**TASK DIRECTIONS:**
The answer is every line in the data below that contains the word "JSON".

** Opening RECORD SET block **

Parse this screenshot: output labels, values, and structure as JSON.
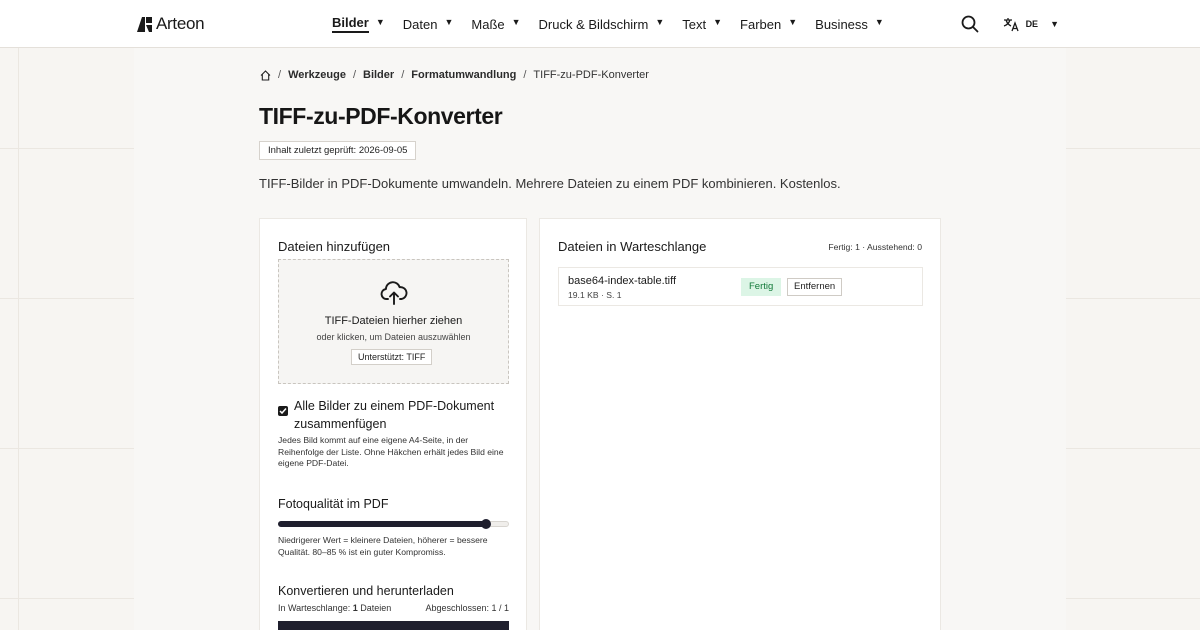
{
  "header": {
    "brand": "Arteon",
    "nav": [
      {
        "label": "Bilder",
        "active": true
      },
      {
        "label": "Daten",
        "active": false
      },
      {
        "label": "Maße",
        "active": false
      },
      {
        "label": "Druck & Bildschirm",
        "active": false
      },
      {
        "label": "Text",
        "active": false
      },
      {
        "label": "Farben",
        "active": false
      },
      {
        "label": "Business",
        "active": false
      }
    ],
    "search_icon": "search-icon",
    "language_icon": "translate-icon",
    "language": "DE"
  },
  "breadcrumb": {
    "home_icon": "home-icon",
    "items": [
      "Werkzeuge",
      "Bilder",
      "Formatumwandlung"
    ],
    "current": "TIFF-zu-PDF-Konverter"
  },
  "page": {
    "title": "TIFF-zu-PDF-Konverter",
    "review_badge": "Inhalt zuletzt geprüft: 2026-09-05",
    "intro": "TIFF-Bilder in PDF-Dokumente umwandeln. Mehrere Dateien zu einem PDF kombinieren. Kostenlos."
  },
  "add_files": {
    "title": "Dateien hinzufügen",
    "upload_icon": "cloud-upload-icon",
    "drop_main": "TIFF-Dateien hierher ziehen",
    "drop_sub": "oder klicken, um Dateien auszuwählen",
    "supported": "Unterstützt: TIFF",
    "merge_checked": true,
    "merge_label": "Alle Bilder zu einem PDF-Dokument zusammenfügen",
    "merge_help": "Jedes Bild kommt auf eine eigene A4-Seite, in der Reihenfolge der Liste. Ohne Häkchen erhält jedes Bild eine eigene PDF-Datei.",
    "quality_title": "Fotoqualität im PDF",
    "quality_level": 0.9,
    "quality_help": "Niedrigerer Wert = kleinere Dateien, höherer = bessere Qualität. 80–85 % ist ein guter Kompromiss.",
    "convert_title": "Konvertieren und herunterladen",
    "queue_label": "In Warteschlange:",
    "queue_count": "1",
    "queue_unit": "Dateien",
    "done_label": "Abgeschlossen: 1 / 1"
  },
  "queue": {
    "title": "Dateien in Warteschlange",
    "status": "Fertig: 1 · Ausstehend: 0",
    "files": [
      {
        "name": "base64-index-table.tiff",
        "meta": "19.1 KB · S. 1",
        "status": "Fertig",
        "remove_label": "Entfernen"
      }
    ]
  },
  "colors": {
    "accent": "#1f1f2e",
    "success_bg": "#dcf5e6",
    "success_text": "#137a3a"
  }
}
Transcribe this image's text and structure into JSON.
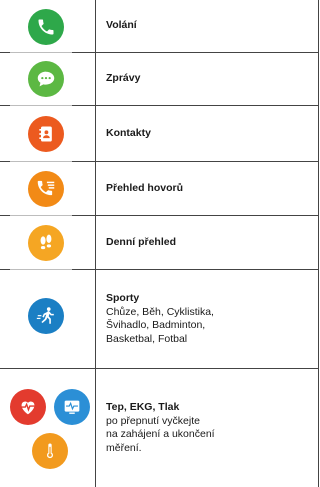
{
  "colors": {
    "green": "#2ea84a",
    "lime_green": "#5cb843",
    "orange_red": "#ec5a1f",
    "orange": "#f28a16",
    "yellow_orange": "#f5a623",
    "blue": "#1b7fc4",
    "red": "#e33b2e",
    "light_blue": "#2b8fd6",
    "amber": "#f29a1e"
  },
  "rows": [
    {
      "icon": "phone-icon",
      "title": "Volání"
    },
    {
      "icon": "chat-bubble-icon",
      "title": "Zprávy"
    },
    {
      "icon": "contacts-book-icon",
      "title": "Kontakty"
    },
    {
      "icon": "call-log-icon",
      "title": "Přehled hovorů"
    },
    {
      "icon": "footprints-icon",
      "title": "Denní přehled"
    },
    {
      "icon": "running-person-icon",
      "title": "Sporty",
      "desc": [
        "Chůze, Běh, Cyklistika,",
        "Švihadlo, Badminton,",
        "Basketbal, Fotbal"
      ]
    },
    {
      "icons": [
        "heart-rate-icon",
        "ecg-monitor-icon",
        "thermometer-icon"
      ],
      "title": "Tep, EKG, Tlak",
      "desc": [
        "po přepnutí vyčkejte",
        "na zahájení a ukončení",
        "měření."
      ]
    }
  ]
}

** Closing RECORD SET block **
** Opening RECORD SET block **

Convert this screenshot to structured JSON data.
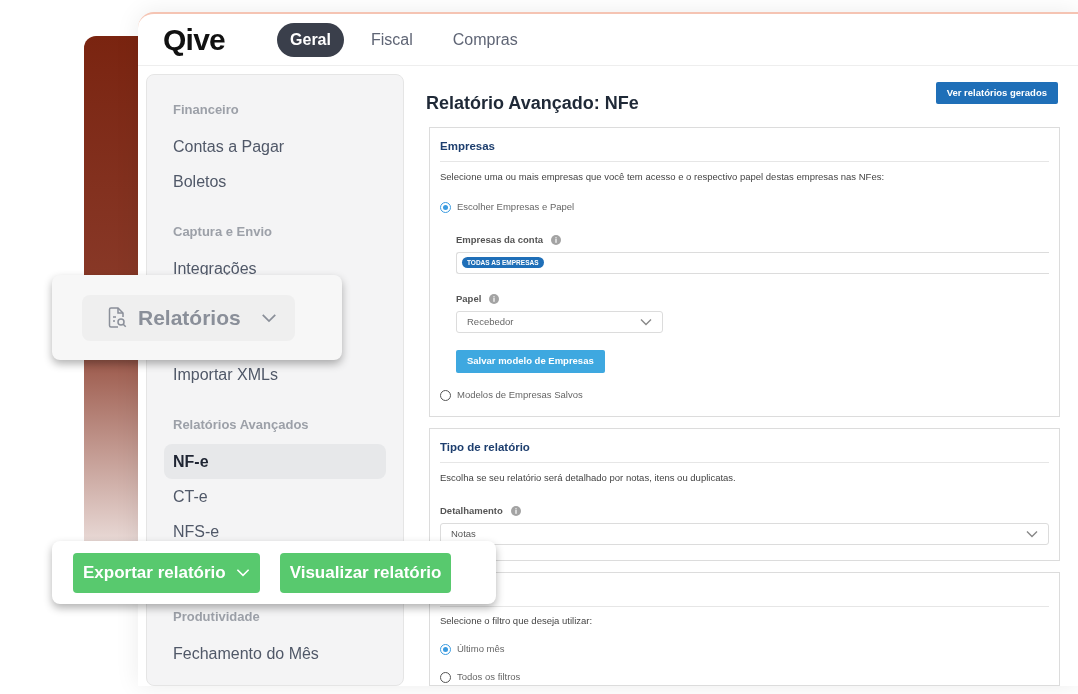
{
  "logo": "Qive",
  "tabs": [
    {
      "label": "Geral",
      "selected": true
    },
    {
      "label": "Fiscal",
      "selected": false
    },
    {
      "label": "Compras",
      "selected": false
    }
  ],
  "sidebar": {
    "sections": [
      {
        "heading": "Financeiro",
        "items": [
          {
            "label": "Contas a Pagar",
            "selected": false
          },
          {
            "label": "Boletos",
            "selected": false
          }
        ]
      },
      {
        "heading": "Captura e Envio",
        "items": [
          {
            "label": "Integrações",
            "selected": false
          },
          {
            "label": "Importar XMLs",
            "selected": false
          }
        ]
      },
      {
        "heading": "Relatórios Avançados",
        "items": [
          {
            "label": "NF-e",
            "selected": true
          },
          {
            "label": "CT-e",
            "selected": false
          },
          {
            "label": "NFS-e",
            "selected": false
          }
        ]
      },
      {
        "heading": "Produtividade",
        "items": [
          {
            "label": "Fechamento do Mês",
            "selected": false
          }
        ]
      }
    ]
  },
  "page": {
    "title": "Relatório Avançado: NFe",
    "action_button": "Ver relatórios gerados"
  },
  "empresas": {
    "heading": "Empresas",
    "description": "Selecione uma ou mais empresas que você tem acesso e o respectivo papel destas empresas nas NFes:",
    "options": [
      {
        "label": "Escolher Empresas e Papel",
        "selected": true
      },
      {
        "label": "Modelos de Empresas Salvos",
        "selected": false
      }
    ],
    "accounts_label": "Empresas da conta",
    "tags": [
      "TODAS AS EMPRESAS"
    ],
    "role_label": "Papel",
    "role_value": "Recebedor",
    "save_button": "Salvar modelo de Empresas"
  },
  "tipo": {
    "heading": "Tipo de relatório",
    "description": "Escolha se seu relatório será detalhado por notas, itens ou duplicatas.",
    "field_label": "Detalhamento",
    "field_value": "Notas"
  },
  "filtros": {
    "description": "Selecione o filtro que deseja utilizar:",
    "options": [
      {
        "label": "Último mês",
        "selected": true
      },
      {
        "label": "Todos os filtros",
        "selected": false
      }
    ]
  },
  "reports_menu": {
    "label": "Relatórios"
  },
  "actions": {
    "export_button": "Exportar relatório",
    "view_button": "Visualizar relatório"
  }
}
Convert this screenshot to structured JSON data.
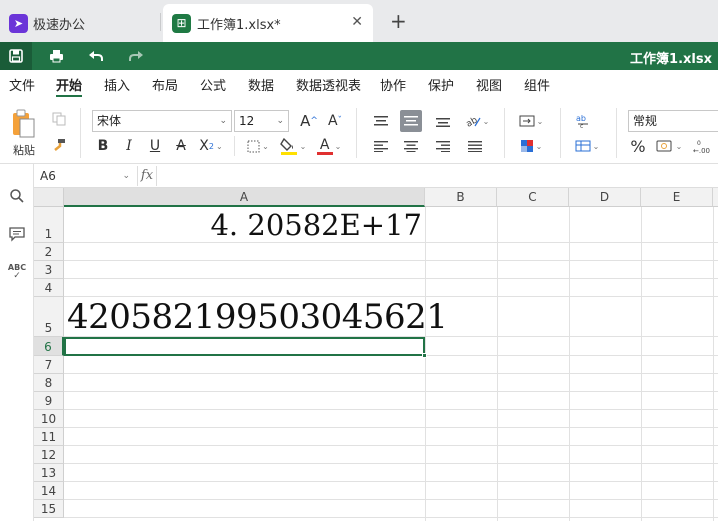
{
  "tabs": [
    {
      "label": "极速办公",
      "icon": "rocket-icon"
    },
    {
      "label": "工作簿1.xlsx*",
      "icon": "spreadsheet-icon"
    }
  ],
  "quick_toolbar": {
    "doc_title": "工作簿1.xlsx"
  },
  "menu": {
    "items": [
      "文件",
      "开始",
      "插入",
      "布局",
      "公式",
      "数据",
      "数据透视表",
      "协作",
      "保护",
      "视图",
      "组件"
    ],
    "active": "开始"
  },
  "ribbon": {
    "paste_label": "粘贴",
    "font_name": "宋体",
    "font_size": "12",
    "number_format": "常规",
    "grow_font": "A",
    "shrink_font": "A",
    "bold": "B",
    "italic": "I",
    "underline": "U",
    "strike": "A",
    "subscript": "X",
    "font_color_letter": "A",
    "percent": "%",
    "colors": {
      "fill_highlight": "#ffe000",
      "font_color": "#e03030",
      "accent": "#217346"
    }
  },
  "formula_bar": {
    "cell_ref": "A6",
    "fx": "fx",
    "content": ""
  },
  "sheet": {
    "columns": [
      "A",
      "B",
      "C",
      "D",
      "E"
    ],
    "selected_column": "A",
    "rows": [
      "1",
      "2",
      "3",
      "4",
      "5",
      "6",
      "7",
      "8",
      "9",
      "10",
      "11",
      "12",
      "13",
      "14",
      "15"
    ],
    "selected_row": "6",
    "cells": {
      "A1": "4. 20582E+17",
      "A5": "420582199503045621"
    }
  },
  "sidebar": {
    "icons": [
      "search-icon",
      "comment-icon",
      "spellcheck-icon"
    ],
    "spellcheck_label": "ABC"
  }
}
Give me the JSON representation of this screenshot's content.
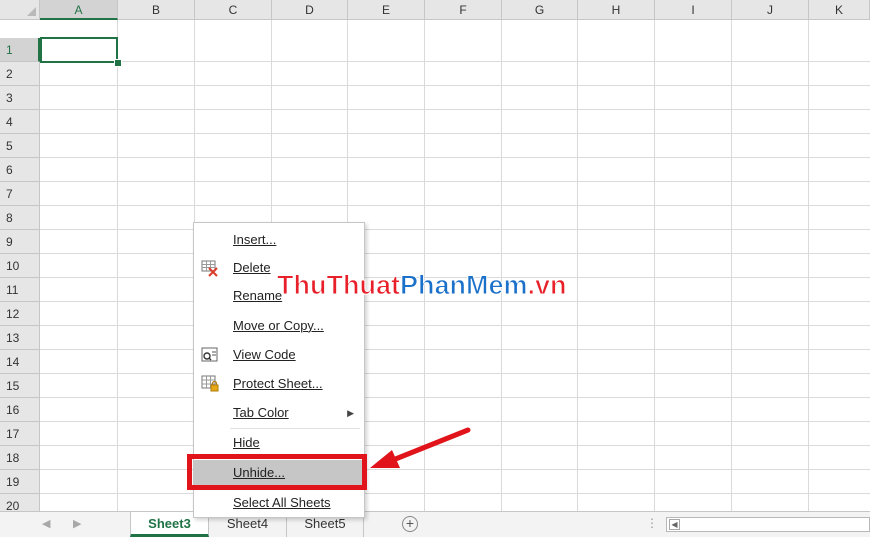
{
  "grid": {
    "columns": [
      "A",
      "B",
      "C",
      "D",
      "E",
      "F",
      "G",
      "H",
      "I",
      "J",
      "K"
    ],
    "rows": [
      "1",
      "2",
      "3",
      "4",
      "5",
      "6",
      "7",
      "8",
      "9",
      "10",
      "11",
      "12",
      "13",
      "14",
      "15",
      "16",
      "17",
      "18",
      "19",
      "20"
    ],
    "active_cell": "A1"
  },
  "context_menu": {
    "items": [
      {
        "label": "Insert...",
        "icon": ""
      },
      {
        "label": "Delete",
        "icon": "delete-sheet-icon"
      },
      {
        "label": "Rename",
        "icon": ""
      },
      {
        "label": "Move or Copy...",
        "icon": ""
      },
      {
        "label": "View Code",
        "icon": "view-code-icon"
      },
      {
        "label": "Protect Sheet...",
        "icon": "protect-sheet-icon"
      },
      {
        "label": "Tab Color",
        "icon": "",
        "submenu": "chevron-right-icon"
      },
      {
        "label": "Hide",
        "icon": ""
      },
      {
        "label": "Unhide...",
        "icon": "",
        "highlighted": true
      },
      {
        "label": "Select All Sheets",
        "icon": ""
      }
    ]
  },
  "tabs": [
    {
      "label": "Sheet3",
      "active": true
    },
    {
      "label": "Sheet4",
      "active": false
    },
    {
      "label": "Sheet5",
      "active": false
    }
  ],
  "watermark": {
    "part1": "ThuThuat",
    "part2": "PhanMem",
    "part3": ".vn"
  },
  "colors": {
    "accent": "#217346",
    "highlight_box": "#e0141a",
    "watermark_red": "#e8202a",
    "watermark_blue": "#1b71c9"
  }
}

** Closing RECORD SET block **
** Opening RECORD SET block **

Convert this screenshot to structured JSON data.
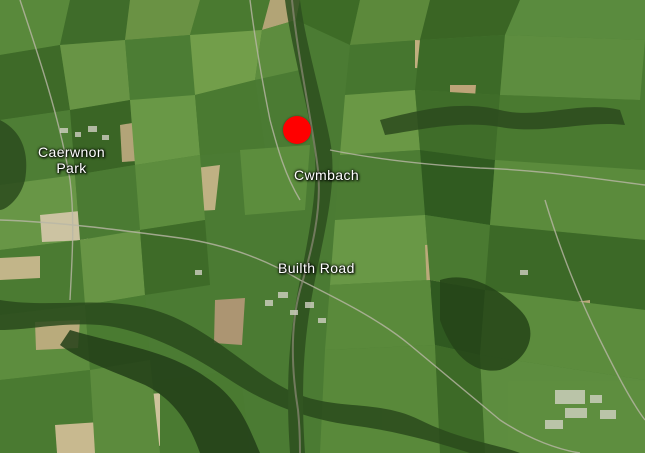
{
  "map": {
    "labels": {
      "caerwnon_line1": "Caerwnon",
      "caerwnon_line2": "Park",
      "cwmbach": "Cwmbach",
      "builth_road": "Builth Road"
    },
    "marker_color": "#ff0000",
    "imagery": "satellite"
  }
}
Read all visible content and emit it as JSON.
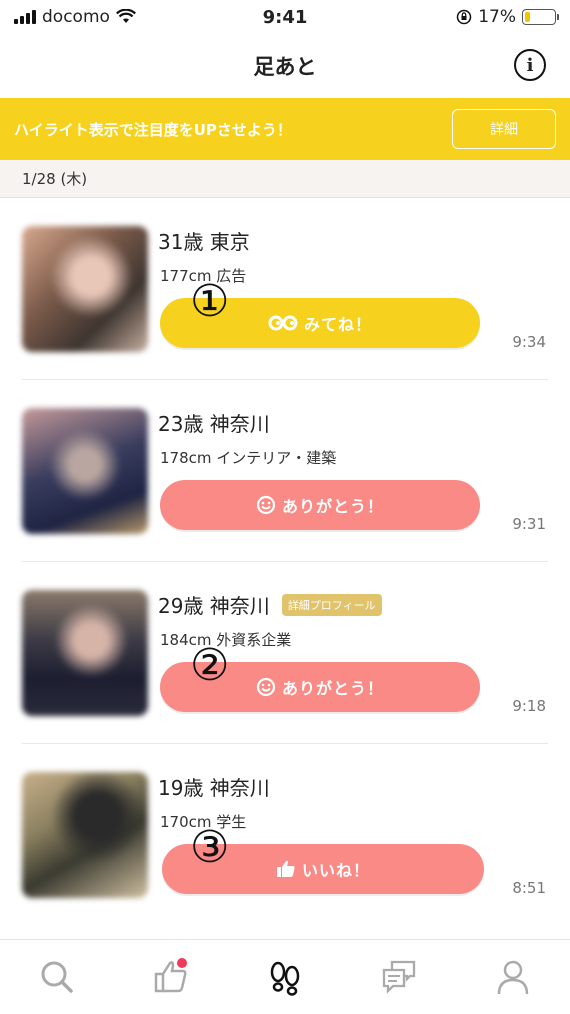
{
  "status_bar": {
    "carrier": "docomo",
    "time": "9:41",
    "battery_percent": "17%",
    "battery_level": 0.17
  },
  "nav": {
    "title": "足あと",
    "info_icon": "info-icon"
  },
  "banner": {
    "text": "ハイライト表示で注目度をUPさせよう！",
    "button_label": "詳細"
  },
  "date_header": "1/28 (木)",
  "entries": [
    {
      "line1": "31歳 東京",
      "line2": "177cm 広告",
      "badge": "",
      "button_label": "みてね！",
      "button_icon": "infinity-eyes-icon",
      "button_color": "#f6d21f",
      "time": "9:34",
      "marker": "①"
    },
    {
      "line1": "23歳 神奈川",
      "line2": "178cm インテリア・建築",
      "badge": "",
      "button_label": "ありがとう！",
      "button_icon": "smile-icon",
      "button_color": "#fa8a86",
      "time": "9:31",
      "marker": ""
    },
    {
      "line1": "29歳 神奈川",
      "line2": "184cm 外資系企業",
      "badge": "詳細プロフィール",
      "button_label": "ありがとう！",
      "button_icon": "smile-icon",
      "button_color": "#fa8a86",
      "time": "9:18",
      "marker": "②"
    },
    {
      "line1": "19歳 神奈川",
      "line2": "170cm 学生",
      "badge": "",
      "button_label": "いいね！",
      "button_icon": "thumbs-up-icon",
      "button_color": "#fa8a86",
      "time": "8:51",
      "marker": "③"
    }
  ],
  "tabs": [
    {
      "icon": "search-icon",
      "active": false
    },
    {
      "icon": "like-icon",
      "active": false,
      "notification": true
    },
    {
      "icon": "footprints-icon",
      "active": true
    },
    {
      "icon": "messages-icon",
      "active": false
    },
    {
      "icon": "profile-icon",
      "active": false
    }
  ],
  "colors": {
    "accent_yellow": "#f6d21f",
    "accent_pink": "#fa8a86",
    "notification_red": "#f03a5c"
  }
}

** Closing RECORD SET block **

**TASK ANSWER:**
Parse this screenshot: output labels, values, and structure as JSON.
Transcribe this image's text and structure into JSON.
Convert this screenshot to structured JSON data.
Convert this screenshot to structured JSON data.
Give me the JSON representation of this screenshot's content.
Convert this screenshot to structured JSON data.
Read all visible content and emit it as JSON.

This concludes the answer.